His contrasts not only made the story more alive, but it made certain moments more memorable.  It also made readers realize how horrible it was to be a slave.  I feel that nowadays, when children in school learn about the Civil War we never truly realize how terribly the slaves were treated until we read a book from their point of view.  I think that Northup used contrasts frequently on purpose.  He knew that majority of his readers were in the North.  He wanted to show them the poor conditions of the slaves in the South.

When I write my autobiography, I am going to try to find every opportunity to compare things.  After reading so many autobiographies in this English course, I know that contrasts make the book more memorable and realistic. 

As you can see, Northup was a brilliant writer who knew how to intrigue readers and make them remember important events.  His use of contrasts is one I will try to emulate when writing my own autobiography.

English 9, Lesson 120 – Northup Vs Eliza When Separated From Their Children

This week I started reading Solomon Northup’s autobiography, Twelve Years a Slave.  Northup was a free black man who was drugged and kidnapped into slavery.  Today, I am going to compare Northup’s reaction to being separated from his children versus Eliza, a slave mother’s reaction to being separated from her children.

Before Northup was kidnapped, he was very skilled with the violin and was asked to perform for a travelling circus one day.  He agreed and went to the ‘circus’, but he did not inform his wife or children as they were out of town.  This was a mistake as the ‘circus’ was a guise.  He was kidnapped, drugged, and shipped off to New Orleans as a slave who had “escaped from Georgia.”  During the whole ordeal the only thing on his mind were his wife and children.   

Unlike most people, Northup was still hopeful that he would be able to escape.  He was determined to escape and thought in terms of when and not if.  He was thinking of when he would be able to see his wife and children again.  Northup knew that he was a freeman and kidnapping a freeman was illegal.  He was convinced he would get justice one day.

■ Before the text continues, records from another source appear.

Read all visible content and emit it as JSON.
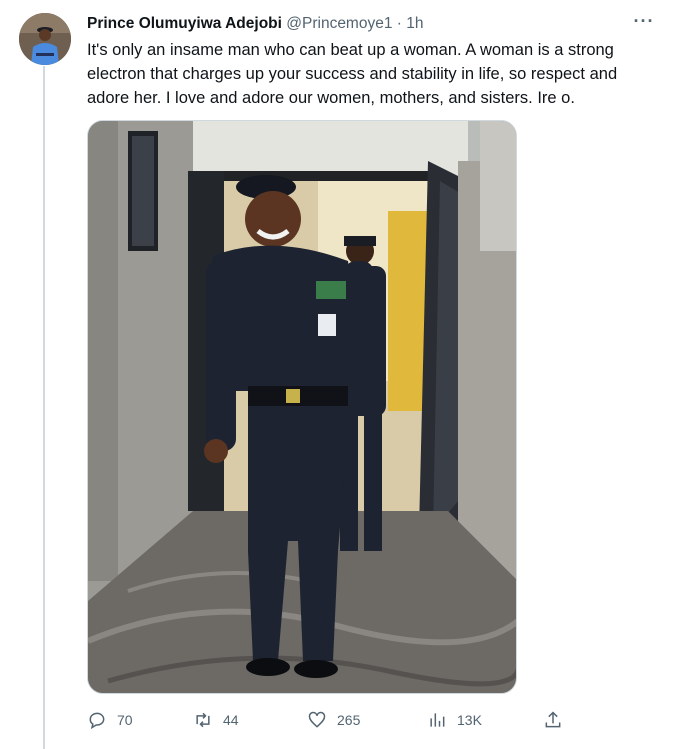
{
  "tweet": {
    "author_name": "Prince Olumuyiwa Adejobi",
    "handle": "@Princemoye1",
    "separator": "·",
    "time": "1h",
    "more_label": "···",
    "text": "It's only an insame man who can beat up a woman. A woman is a strong electron that charges up your success and stability in life, so respect and adore her. I love and adore our women, mothers, and sisters. Ire o.",
    "media_icon": "photo-of-police-officer-in-uniform-walking-through-doorway"
  },
  "actions": {
    "replies": "70",
    "retweets": "44",
    "likes": "265",
    "views": "13K"
  },
  "colors": {
    "secondary_text": "#536471",
    "divider": "#cfd9de",
    "uniform": "#1d2330"
  }
}
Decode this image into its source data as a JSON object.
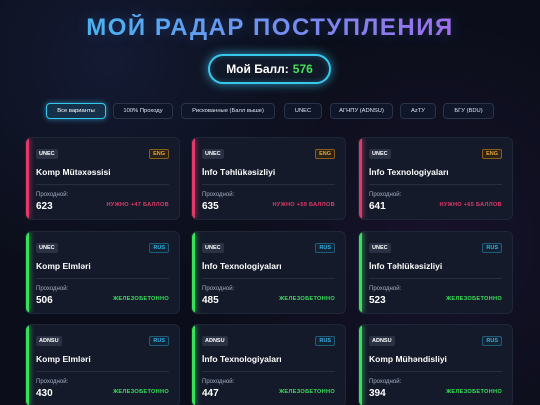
{
  "header": {
    "title": "МОЙ РАДАР ПОСТУПЛЕНИЯ"
  },
  "score": {
    "label": "Мой Балл:",
    "value": "576"
  },
  "filters": [
    {
      "label": "Все варианты",
      "active": true
    },
    {
      "label": "100% Проходу",
      "active": false
    },
    {
      "label": "Рискованные (Балл выше)",
      "active": false
    },
    {
      "label": "UNEC",
      "active": false
    },
    {
      "label": "АГНПУ (ADNSU)",
      "active": false
    },
    {
      "label": "AzTУ",
      "active": false
    },
    {
      "label": "БГУ (BDU)",
      "active": false
    }
  ],
  "cards": [
    {
      "uni": "UNEC",
      "lang": "ENG",
      "major": "Komp Mütəxəssisi",
      "pass_label": "Проходной:",
      "pass": "623",
      "status": "НУЖНО +47 БАЛЛОВ",
      "kind": "need"
    },
    {
      "uni": "UNEC",
      "lang": "ENG",
      "major": "İnfo Təhlükəsizliyi",
      "pass_label": "Проходной:",
      "pass": "635",
      "status": "НУЖНО +59 БАЛЛОВ",
      "kind": "need"
    },
    {
      "uni": "UNEC",
      "lang": "ENG",
      "major": "İnfo Texnologiyaları",
      "pass_label": "Проходной:",
      "pass": "641",
      "status": "НУЖНО +65 БАЛЛОВ",
      "kind": "need"
    },
    {
      "uni": "UNEC",
      "lang": "RUS",
      "major": "Komp Elmləri",
      "pass_label": "Проходной:",
      "pass": "506",
      "status": "ЖЕЛЕЗОБЕТОННО",
      "kind": "ok"
    },
    {
      "uni": "UNEC",
      "lang": "RUS",
      "major": "İnfo Texnologiyaları",
      "pass_label": "Проходной:",
      "pass": "485",
      "status": "ЖЕЛЕЗОБЕТОННО",
      "kind": "ok"
    },
    {
      "uni": "UNEC",
      "lang": "RUS",
      "major": "İnfo Təhlükəsizliyi",
      "pass_label": "Проходной:",
      "pass": "523",
      "status": "ЖЕЛЕЗОБЕТОННО",
      "kind": "ok"
    },
    {
      "uni": "ADNSU",
      "lang": "RUS",
      "major": "Komp Elmləri",
      "pass_label": "Проходной:",
      "pass": "430",
      "status": "ЖЕЛЕЗОБЕТОННО",
      "kind": "ok"
    },
    {
      "uni": "ADNSU",
      "lang": "RUS",
      "major": "İnfo Texnologiyaları",
      "pass_label": "Проходной:",
      "pass": "447",
      "status": "ЖЕЛЕЗОБЕТОННО",
      "kind": "ok"
    },
    {
      "uni": "ADNSU",
      "lang": "RUS",
      "major": "Komp Mühəndisliyi",
      "pass_label": "Проходной:",
      "pass": "394",
      "status": "ЖЕЛЕЗОБЕТОННО",
      "kind": "ok"
    }
  ]
}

Before Northup was sold to a master, he was kept with other slaves, one of which was named Eliza.  She had two children, Randall, who was ten years old, and Emily, whose age was never specified.  We only know that she was much younger than her brother.  Northup talked of Emily’s beauty for such a small child.  She had fair skin and smooth, silky hair.

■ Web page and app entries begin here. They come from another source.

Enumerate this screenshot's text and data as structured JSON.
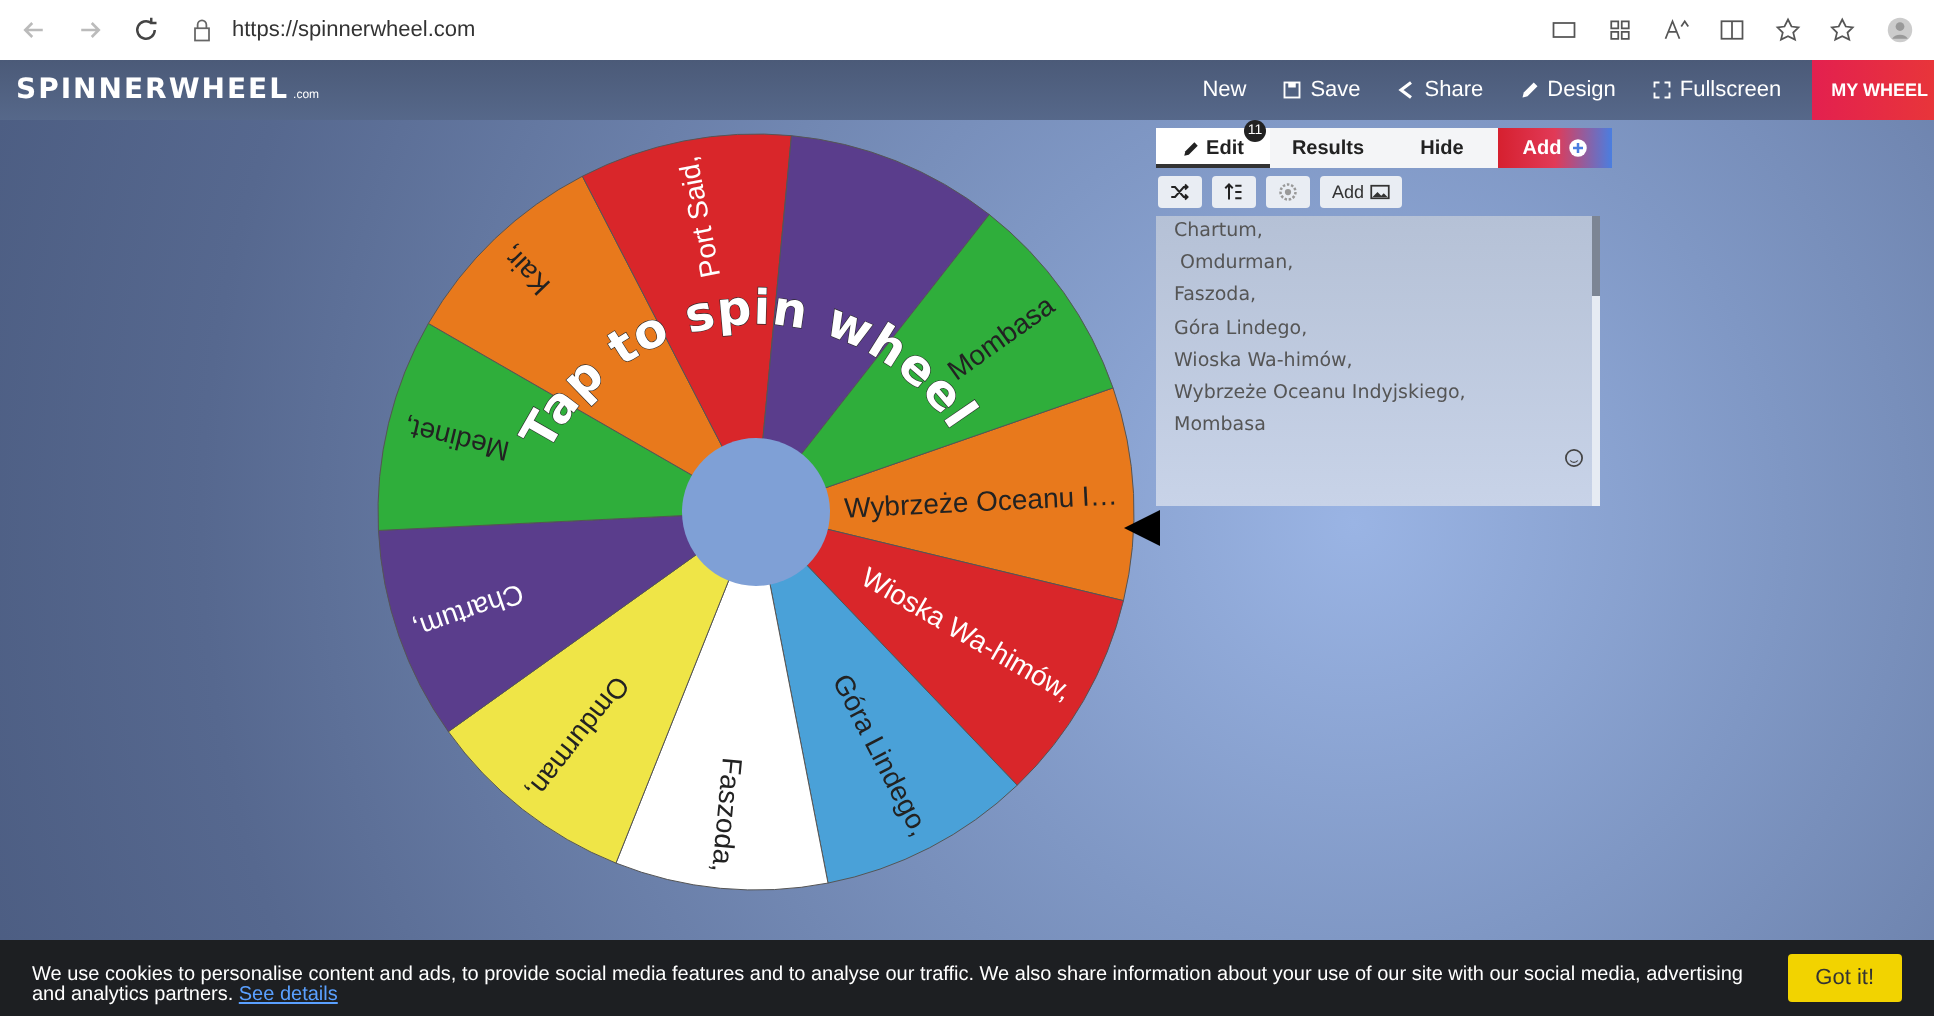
{
  "browser": {
    "url": "https://spinnerwheel.com"
  },
  "nav": {
    "logo": "SPINNERWHEEL",
    "logo_suffix": ".com",
    "items": [
      {
        "label": "New"
      },
      {
        "label": "Save"
      },
      {
        "label": "Share"
      },
      {
        "label": "Design"
      },
      {
        "label": "Fullscreen"
      }
    ],
    "my_wheels": "MY WHEEL"
  },
  "wheel": {
    "prompt": "Tap to spin wheel",
    "slices": [
      {
        "label": "Wybrzeże Oceanu I…",
        "color": "#e8791c"
      },
      {
        "label": "Wioska Wa-himów,",
        "color": "#d9262a"
      },
      {
        "label": "Góra Lindego,",
        "color": "#4aa1d8"
      },
      {
        "label": "Faszoda,",
        "color": "#ffffff"
      },
      {
        "label": "Omdurman,",
        "color": "#efe547"
      },
      {
        "label": "Chartum,",
        "color": "#5a3d8c"
      },
      {
        "label": "Medinet,",
        "color": "#2fae3b"
      },
      {
        "label": "Kair,",
        "color": "#e8791c"
      },
      {
        "label": "Port Said,",
        "color": "#d9262a"
      },
      {
        "color": "#5a3d8c"
      },
      {
        "label": "Mombasa",
        "color": "#2fae3b"
      }
    ]
  },
  "editor": {
    "tabs": [
      {
        "label": "Edit",
        "badge": "11",
        "selected": true
      },
      {
        "label": "Results",
        "selected": false
      },
      {
        "label": "Hide",
        "selected": false
      }
    ],
    "add_button": "Add",
    "tools": [
      {
        "kind": "shuffle"
      },
      {
        "kind": "sort"
      },
      {
        "kind": "settings"
      },
      {
        "kind": "image",
        "label": "Add"
      }
    ],
    "entries": [
      "Chartum,",
      " Omdurman,",
      "Faszoda,",
      "Góra Lindego,",
      "Wioska Wa-himów,",
      "Wybrzeże Oceanu Indyjskiego,",
      "Mombasa"
    ]
  },
  "cookie": {
    "text": "We use cookies to personalise content and ads, to provide social media features and to analyse our traffic. We also share information about your use of our site with our social media, advertising and analytics partners.",
    "link": "See details",
    "button": "Got it!"
  }
}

During the slave auction, Eliza had tried to be sold to the same owner as her children, but failed.  Randall was sold to one master, Eliza to another, and little Emily was to be kept at the auction house until she grew up a little more.   Eliza’s master had attempted to buy Emily as well, taking pity on the woman, but the auctioneer refused to sell Emily.  Northup described how this ordeal affected Eliza.  She was no longer sleeping or eating well and she was not taking care of herself.  He noted how she started to get skinnier and less healthy looking.   

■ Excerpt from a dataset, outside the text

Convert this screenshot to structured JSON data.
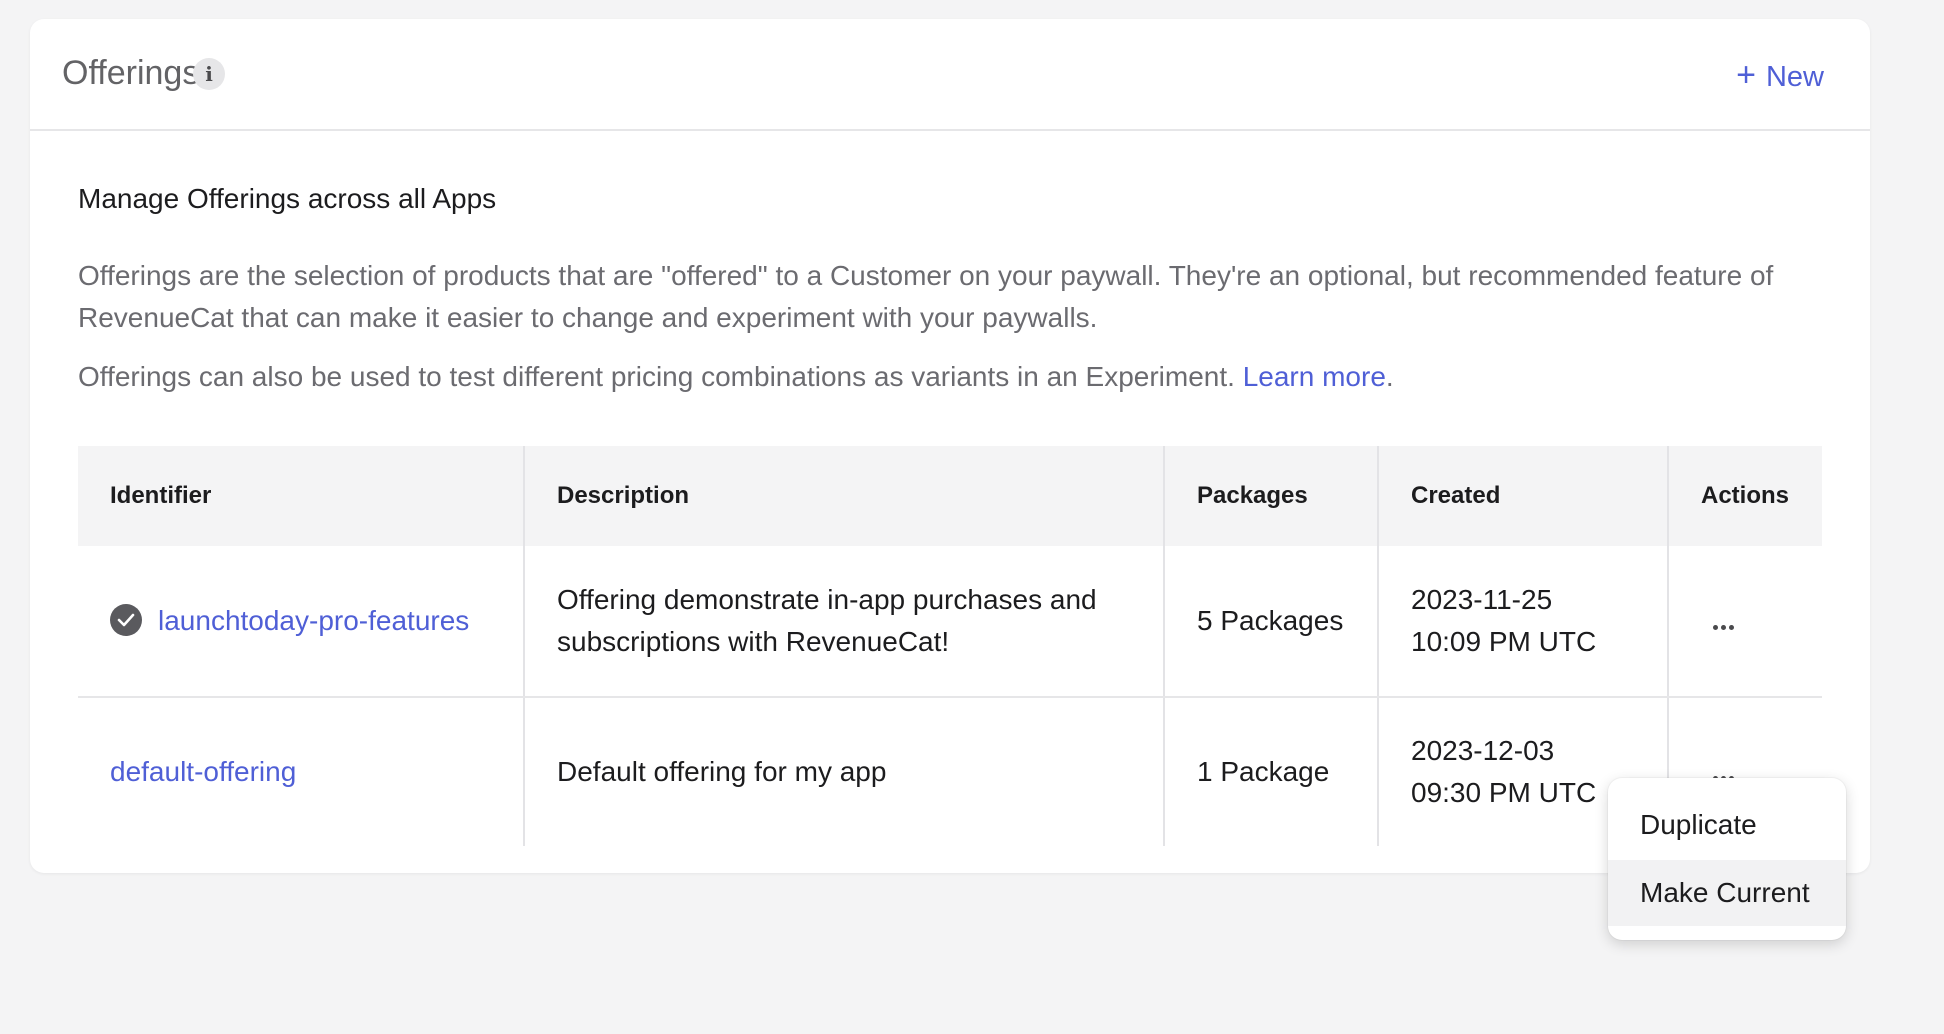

How come Eliza reacted so differently from Northup?  The answer is quite simple. Eliza was a born slave.  Northup was kidnapped into slavery.  While Northup knew he had rights and was convinced that one day he would be able to use those rights to get out, Eliza had none.  She was born a slave and therefore had no rights. 

I believe that Eliza also knew in the back of her mind that her children may be sold to cruel masters.  She also knew that the possibility of seeing each other again was very slim.  Not impossible, but not very likely either.  She would not know which state they would be shipped to or what would happen to them. 

While Northup would not be able to know what his children were doing and where they were, he could sleep peacefully knowing that they were free and their mother would be able to take care of them.  Eliza did not have this luxury.  Therefore she worried herself sick (literally).

As you can see, even though it seems like Eliza and Northup were in the same position, they were not.  Northup knew that he would see his children again.  Eliza knew that she would never see her children again.  That is what makes her story so heart-breaking.